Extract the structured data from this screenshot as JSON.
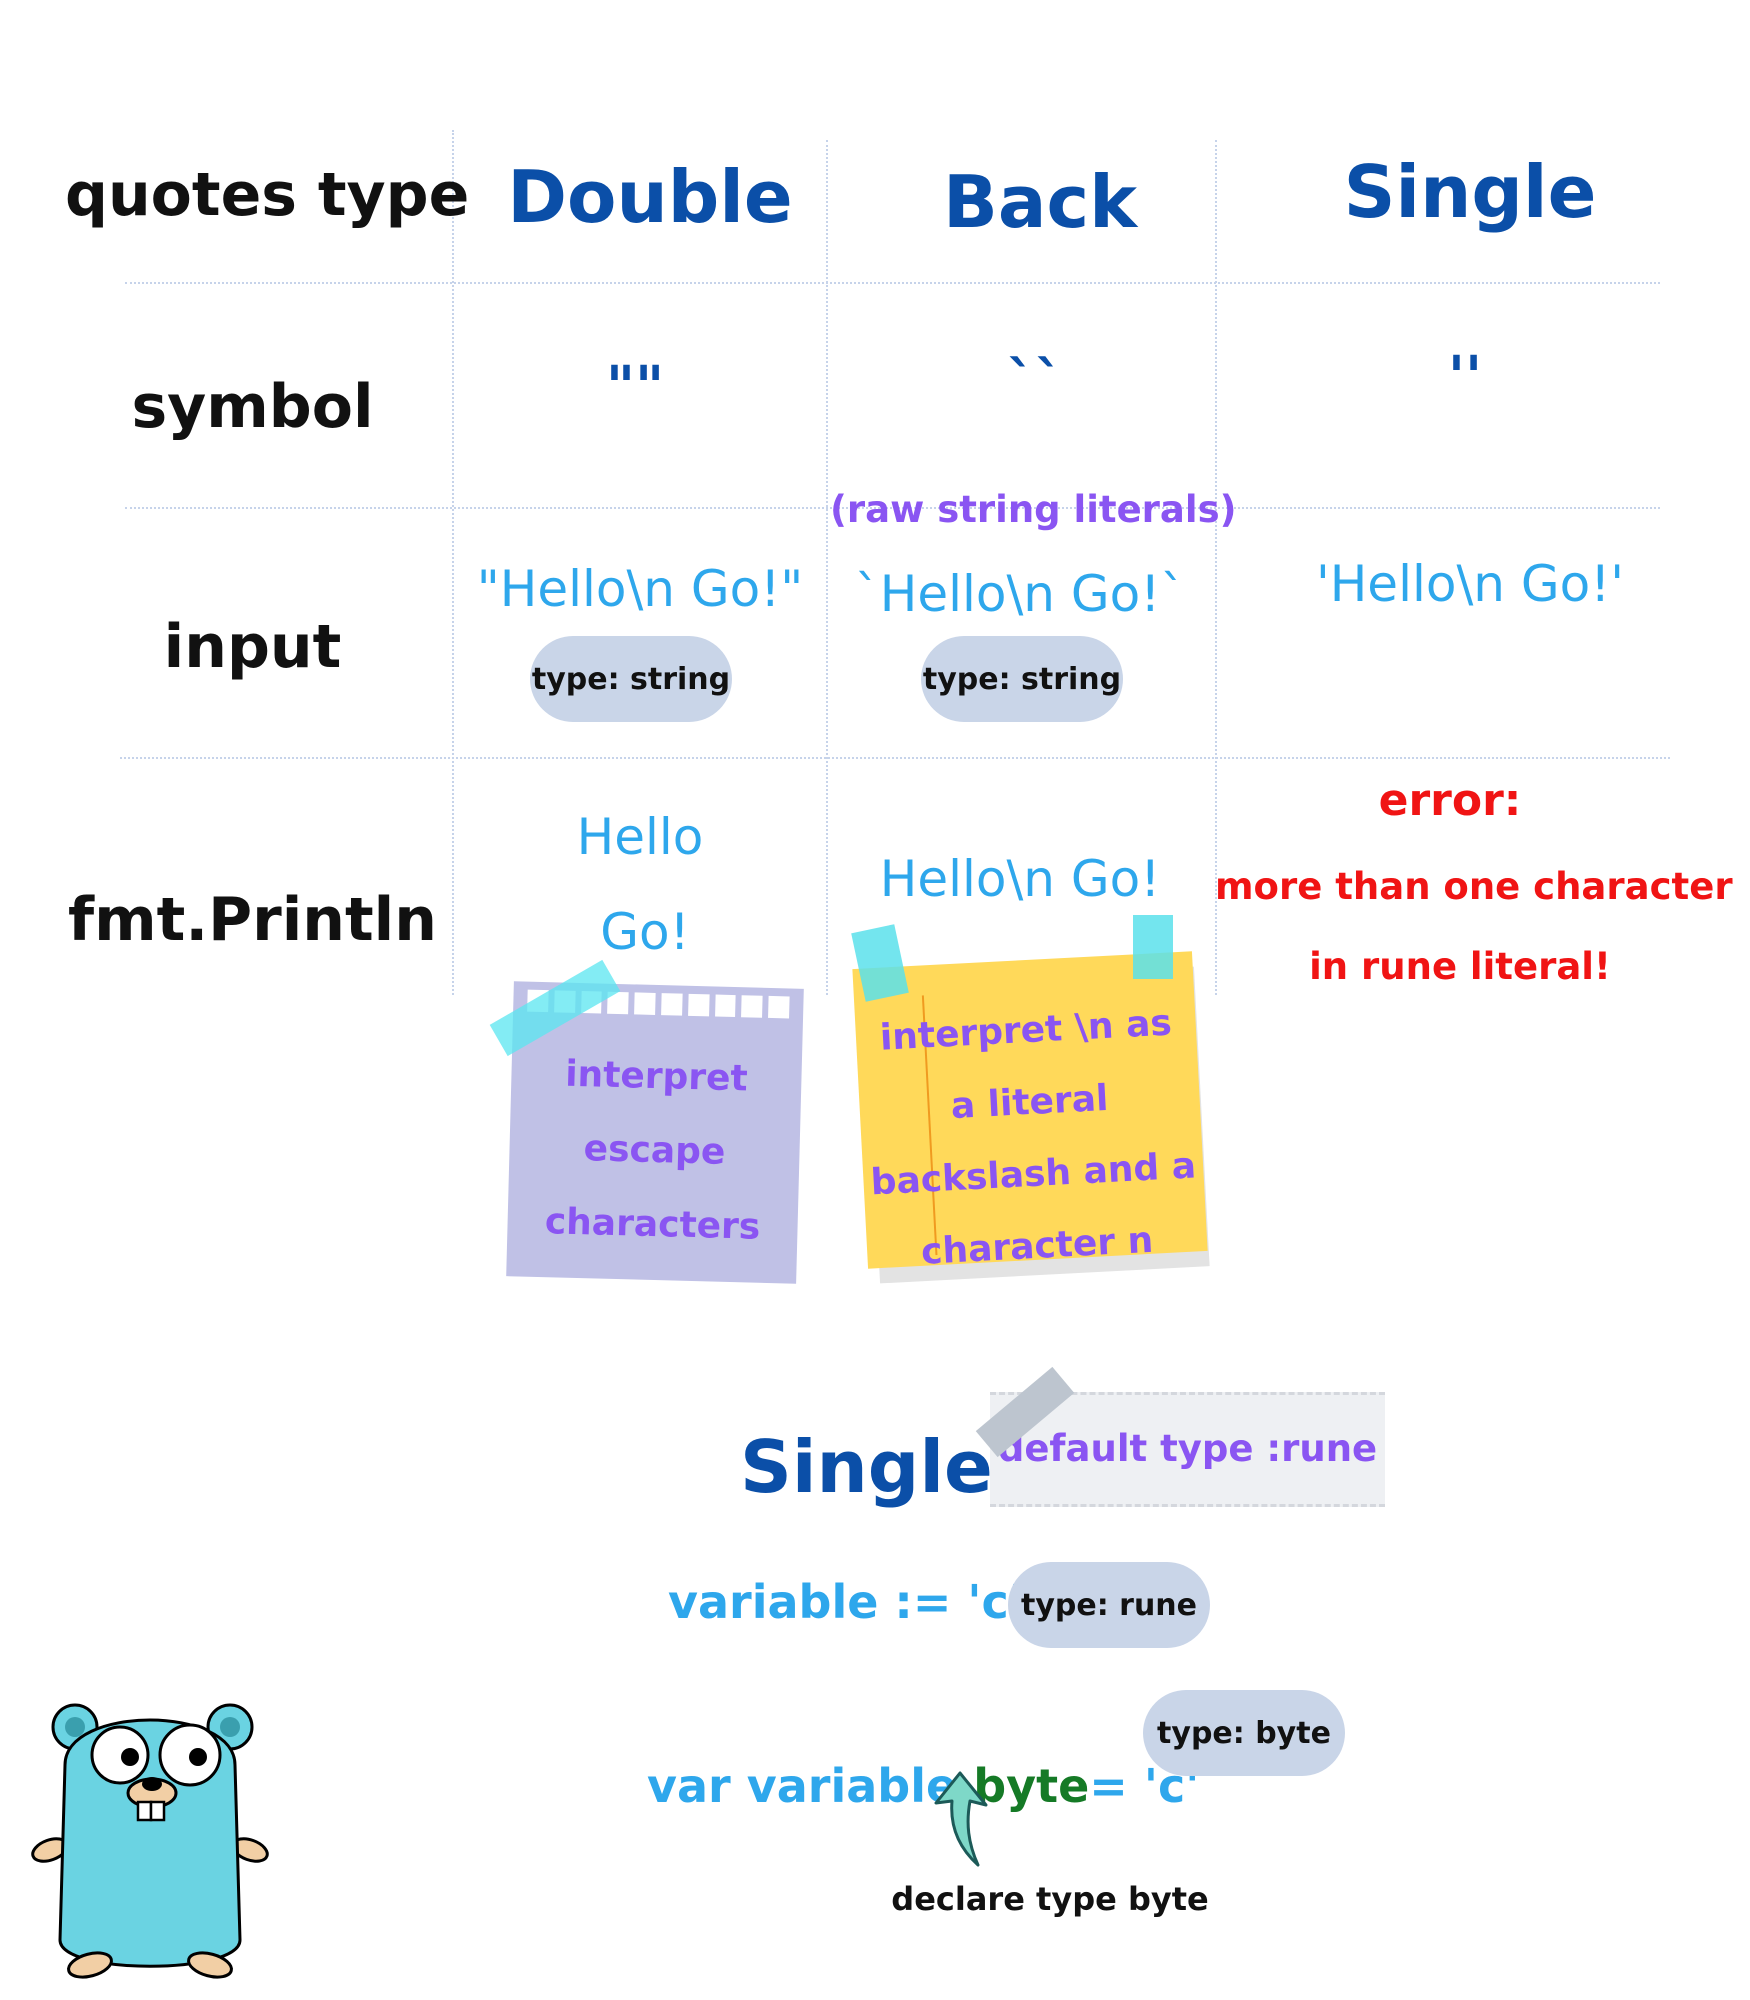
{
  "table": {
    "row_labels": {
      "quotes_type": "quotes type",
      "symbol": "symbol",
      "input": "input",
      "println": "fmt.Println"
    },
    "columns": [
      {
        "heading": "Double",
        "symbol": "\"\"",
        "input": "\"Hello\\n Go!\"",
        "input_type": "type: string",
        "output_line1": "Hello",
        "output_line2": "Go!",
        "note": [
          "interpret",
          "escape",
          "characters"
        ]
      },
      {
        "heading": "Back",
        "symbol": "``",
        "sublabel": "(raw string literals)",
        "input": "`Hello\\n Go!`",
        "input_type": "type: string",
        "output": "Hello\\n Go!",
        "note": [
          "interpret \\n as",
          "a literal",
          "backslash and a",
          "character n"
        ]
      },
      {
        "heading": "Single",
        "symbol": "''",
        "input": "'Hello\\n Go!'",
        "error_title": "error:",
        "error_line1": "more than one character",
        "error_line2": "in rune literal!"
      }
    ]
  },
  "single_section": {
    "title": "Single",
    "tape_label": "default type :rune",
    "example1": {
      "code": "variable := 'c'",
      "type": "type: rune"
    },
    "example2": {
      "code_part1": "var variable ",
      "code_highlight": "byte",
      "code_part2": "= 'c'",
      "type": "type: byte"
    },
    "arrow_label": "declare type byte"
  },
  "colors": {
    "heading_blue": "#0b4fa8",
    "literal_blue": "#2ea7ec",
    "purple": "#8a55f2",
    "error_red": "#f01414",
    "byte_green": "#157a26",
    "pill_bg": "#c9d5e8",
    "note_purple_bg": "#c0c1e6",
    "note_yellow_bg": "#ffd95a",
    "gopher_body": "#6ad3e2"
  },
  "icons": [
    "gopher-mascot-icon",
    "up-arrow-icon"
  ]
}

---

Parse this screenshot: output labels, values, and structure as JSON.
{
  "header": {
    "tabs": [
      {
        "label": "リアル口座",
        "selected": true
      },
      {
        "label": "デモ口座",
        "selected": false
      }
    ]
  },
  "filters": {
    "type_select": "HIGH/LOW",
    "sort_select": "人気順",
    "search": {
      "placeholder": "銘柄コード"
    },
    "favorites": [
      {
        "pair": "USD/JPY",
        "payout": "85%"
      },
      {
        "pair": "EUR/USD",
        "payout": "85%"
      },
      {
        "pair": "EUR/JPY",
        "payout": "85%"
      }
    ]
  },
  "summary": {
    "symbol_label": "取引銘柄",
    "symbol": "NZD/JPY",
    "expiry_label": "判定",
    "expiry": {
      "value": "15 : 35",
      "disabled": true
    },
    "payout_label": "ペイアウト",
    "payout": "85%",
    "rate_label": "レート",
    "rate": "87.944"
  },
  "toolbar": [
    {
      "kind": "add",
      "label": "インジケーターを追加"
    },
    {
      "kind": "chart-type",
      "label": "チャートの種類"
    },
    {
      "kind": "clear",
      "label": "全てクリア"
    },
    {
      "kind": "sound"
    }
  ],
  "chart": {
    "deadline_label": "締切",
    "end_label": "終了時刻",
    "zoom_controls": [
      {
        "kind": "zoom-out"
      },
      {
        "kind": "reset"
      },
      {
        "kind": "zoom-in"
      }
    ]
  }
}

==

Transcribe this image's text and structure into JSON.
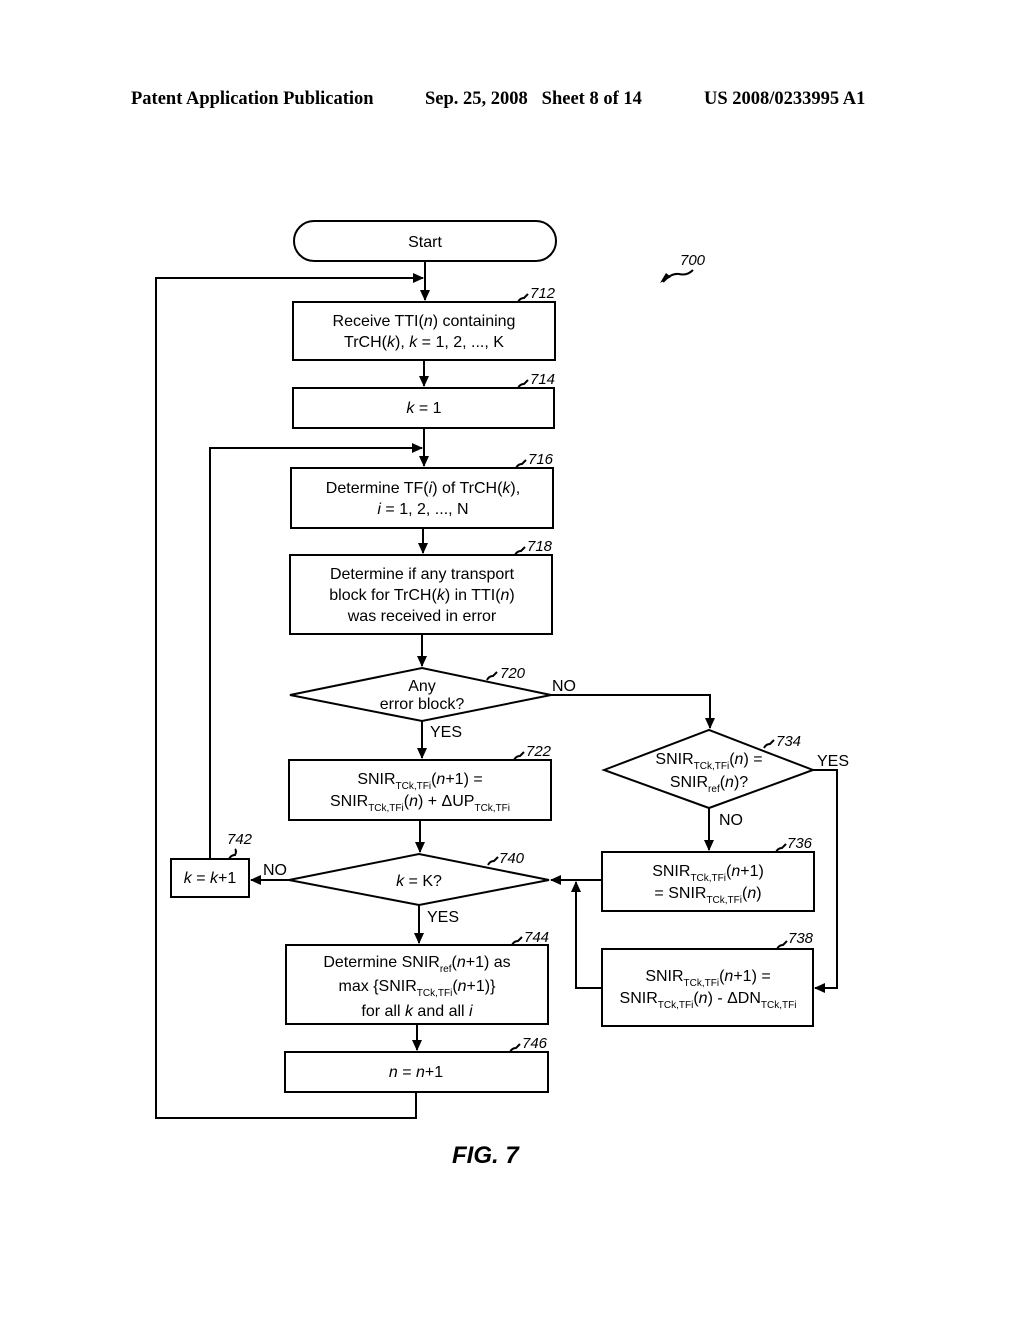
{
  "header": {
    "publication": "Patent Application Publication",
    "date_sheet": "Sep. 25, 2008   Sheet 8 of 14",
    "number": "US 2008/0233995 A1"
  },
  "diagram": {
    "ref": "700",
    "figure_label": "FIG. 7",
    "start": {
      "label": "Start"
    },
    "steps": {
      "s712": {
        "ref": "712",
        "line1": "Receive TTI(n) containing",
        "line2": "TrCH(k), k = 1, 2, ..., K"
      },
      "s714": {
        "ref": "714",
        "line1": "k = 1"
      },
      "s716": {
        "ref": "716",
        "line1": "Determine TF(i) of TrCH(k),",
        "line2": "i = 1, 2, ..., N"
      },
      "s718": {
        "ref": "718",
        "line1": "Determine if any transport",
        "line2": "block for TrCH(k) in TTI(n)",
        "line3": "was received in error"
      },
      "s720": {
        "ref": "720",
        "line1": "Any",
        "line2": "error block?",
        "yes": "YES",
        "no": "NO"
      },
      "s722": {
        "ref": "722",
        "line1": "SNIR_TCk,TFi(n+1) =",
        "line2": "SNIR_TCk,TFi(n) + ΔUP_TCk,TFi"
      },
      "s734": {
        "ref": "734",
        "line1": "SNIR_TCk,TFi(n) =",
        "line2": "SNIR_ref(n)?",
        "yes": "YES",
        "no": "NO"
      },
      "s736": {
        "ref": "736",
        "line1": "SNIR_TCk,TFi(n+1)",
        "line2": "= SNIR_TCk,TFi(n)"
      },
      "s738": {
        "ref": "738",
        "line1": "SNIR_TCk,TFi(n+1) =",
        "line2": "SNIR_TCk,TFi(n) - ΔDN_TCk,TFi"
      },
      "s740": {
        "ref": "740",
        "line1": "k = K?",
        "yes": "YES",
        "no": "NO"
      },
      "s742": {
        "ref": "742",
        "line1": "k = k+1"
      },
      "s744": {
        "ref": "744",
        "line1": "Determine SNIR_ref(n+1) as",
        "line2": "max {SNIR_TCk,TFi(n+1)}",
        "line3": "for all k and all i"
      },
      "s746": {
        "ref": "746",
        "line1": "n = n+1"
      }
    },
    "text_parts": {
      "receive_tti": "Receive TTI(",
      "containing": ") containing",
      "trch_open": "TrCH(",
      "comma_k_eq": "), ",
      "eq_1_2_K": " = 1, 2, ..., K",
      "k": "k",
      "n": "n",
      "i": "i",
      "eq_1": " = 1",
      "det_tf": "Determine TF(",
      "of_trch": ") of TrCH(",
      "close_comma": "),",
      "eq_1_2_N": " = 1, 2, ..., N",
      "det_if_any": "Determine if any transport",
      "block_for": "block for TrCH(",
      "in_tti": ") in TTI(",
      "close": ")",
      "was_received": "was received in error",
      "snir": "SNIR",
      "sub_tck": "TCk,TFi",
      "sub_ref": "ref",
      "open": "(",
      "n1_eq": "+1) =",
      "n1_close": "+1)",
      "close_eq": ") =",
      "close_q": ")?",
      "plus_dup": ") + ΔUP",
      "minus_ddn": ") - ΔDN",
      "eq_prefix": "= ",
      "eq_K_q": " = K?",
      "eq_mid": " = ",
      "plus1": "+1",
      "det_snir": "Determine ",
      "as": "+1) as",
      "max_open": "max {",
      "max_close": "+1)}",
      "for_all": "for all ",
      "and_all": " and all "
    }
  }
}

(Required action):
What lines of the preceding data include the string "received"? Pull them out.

(Answer to this exercise):
        "line3": "was received in error"
      "was_received": "was received in error",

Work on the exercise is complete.